Ryanair has reached an agreement with pilot union Fórsa following a lengthy dispute over conditions, base transfers, promotions and annual leave at the airline.
The proposed agreement will now be balloted by members with the union recommending that it is accepted.
Earlier this month, it was revealed that around 100,000 Ryanair passengers had been affected by cabin crew and pilots striking across Europe.
In a statement Fórsa said: ‘Following a 22-hour negotiating session, which began on Wednesday morning and concluded Thursday morning, agreement has been reached between Fórsa and Ryanair in the pilots’ dispute.
Agreement: Ryanair has reached an agreement with pilot union Fórsa following a lengthy dispute
‘The proposed agreement will now go to ballot, with a recommendation for acceptance from Fórsa and its Ryanair pilot representatives.
‘The union has been asked by facilitator Kieran Mulvey to make no public comment while the ballot is conducted.’
As news of the agreement broke, Ryanair’s share price increased and is currently up 6.39 per cent to €13.99.
A spokesman for the airline said: ‘Ryanair confirmed that overnight it had reached agreement with Fórsa union and its Irish pilots’ committee on behalf of Republic of Ireland-based pilots.
‘Ryanair will take these proposals to its board in due course after the Irish-based pilots have voted on this signed agreement.
‘The mediator, Kieran Mulvey, has asked both sides to refrain from further comment until the ballot has concluded and we will respect his wishes.’
On the up: Ryanair’s share price increased over 6% in early morning trading
Twitter storm: Angry customers accused Ryanair of sending cheques which bounced
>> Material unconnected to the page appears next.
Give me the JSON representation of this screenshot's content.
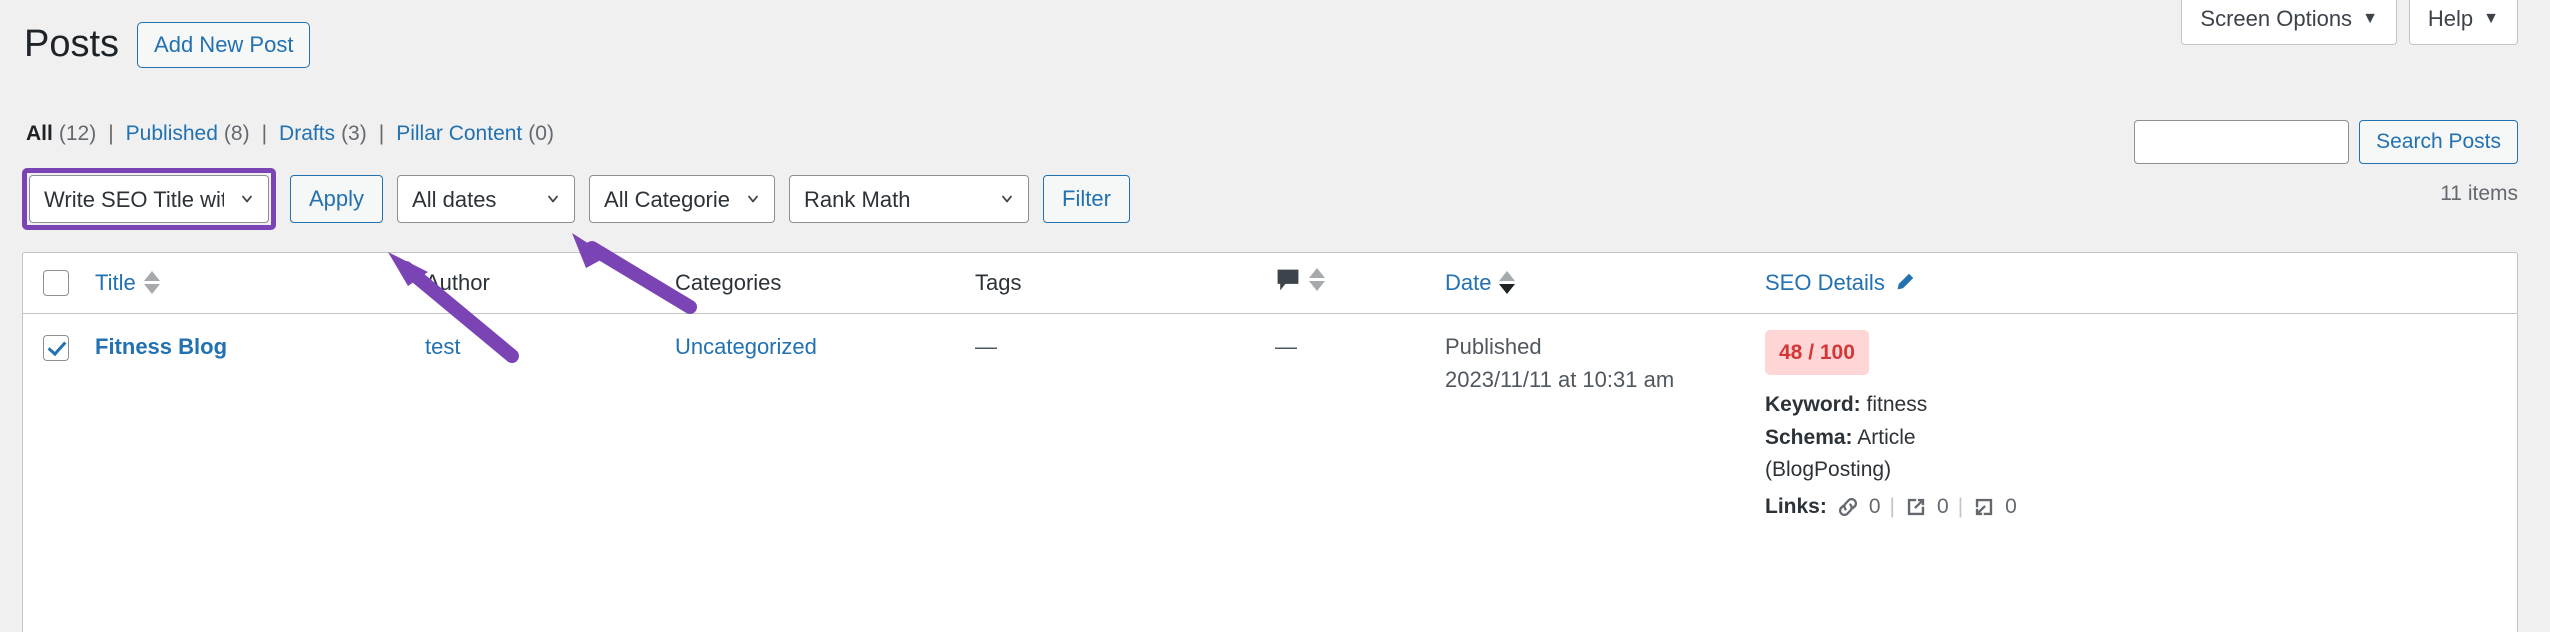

Commenting on today’s proposed agreement, Neil Wilson, chief market analyst at Markets.comm, said: ‘The likelihood is that remaining pilot union concerns will be resolved fairly quickly following this agreement.
‘We also note that cabin crew disputes may not be as easily resolved, although the implication is that Ryanair is willing to engage with third-party mediators to square away these kind of disagreements.
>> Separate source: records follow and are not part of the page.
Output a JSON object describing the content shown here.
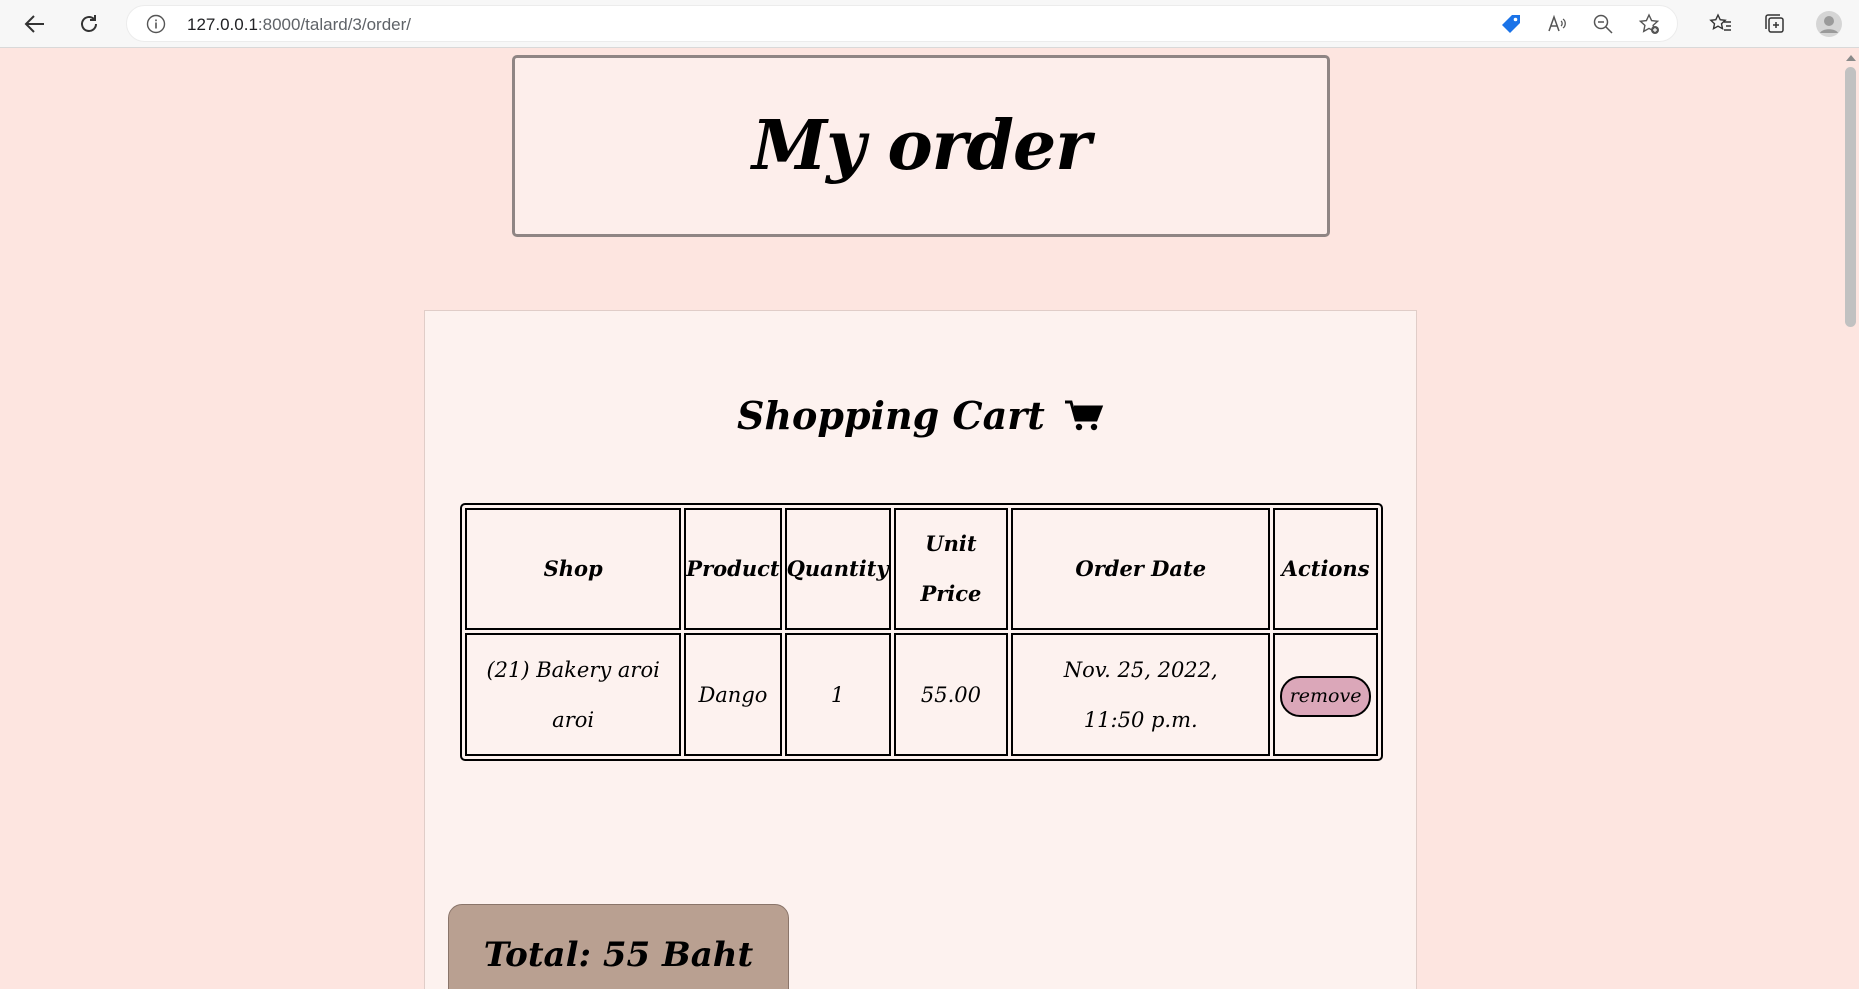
{
  "browser": {
    "url_host": "127.0.0.1",
    "url_path": ":8000/talard/3/order/"
  },
  "header": {
    "title": "My order"
  },
  "cart": {
    "title": "Shopping Cart",
    "columns": [
      "Shop",
      "Product",
      "Quantity",
      "Unit Price",
      "Order Date",
      "Actions"
    ],
    "rows": [
      {
        "shop": "(21) Bakery aroi aroi",
        "product": "Dango",
        "quantity": "1",
        "unit_price": "55.00",
        "order_date": "Nov. 25, 2022, 11:50 p.m.",
        "action_label": "remove"
      }
    ],
    "total": "Total: 55 Baht"
  },
  "colors": {
    "page_bg": "#fde5e0",
    "card_bg": "#fdf2ef",
    "remove_button": "#dba7b9",
    "total_box": "#b9a091"
  }
}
‘Indeed it shows a new and not inconsiderable resolve by management to end the strikes, but it does not suggest the core thesis – that unionisation will result in higher labour costs and lower margins – is fundamentally wrong. It does though remove a significant overhang for investors.
‘Shares rose by around 5.5 per cent to trade at €13.88 and this end of the labour dispute could mark a bottom for the stock, which has had a torrid year falling c30 per cent, as it removes a large degree of uncertainty for investors.’
The dispute resulted in five days of strike action by about 100 of Ryanair’s 350 Irish-based pilots.
Ryanair has cancelled 600 flights that were due to fly this week but says the majority of European customers are not affected.
In July, 300 Ryanair flights were cancelled when cabin crews in Belgium, Portugal and Spain went on strike for 48 hours.
Amid Ryanair’s turbulent summer, angry customers took to Twitter claiming their compensation cheques from the airline had bounced.
Ryanair said the cheques had been re-issued to customers with a letter of explanation on August 15.